Did you ever have one of those physics challenges where you have to retrieve a ball using no electrical, magnetic or nuclear energy? Here's the basics for one solution.
You will need cardboard, glue, pencils, rubber bands, tape and weights (wrap coins in a roll if nothing else comes to mind).
Teachers! Did you use this instructable in your classroom?
Add a Teacher Note to share how you incorporated it into your lesson.
Draw circles for pretty big wheels--I used a one gallon paint can and that provides about 7 inch diameter circles.
Cut the wheels.
Find the center of the wheel. I used a ruler to draw an edge to edge line 140 mm long. I marked the 70 mm point and drew a perpendicular line (90 degrees from first line). Repeat in another spot. The intersection of the perpendicular lines is the center of the circle.
Cut four 1 1/2 inch wide strips of cardboard. They will be folded in three segments--two inch; five inch; eight inch.
You will have two pieces (each piece is composed of two pieces) that must be glued together in a rectangle.
Poke or drill holes in the rectangle. Make sure that the pencils (axles) can turn freely.
Insert and glue one wheel.
Add the second wheel.
Repeat for the second axle.
Cut out the ball catcher.
Glue the ball catcher to one end of the vehicle.
Cut a flap (about 4 1/2 inches by 3 inches) and tape to the ball catcher opening.
Cut and glue triangular support pieces to keep the ball catcher "square" (and away from the wheels).
When the vehicle passes over the ball, the flap will rise and the ball will remain in place.
When the vehicle has passed the ball, the flap will drop down. When the wound rubber band reverses the vehicle, the ball will be trapped and pushed back into the starting square.
I had to add three layers of support onto the rubber band driven wheels to keep them from wobbling and breaking loose from the pencil.
I also added weight to the front and rear of the car to make it roll and return better.
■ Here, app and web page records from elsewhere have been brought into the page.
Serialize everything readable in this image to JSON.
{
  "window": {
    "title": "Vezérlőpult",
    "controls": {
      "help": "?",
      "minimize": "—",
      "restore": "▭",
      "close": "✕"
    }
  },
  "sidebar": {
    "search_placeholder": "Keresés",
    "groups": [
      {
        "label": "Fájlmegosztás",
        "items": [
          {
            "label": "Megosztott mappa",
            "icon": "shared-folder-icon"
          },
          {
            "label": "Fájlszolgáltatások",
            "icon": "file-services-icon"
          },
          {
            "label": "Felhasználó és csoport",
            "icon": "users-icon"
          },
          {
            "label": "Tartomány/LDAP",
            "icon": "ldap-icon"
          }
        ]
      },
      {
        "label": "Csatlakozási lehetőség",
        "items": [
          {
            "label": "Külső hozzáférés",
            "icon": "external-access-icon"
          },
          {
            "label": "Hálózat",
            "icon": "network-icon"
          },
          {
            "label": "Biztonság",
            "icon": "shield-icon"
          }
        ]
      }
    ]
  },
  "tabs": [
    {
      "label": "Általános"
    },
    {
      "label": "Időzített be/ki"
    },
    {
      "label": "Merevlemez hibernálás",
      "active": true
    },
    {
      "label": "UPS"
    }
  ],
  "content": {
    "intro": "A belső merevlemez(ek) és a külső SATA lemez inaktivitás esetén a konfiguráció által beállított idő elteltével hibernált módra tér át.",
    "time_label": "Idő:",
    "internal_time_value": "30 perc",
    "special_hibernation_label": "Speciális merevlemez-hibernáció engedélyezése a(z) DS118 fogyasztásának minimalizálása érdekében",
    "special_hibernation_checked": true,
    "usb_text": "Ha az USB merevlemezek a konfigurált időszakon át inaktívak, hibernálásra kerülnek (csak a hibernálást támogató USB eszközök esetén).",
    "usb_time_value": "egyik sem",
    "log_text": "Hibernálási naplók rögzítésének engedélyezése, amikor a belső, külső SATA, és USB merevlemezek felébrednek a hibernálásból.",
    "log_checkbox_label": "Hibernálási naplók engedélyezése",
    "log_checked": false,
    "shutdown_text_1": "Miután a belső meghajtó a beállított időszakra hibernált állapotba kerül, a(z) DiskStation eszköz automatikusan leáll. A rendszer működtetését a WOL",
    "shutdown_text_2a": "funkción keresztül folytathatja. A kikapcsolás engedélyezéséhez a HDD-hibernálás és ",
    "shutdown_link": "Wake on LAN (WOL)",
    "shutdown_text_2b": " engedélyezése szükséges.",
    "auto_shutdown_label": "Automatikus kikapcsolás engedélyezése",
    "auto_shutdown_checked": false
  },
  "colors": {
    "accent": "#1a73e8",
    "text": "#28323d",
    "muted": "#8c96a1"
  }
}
Wheel size, weight addition, rubber band strength, angle of starting incline--these are all variables that will combine to create success or frustration in the build.
Enjoy the ride!
Participated in the
Cardboard Speed Challenge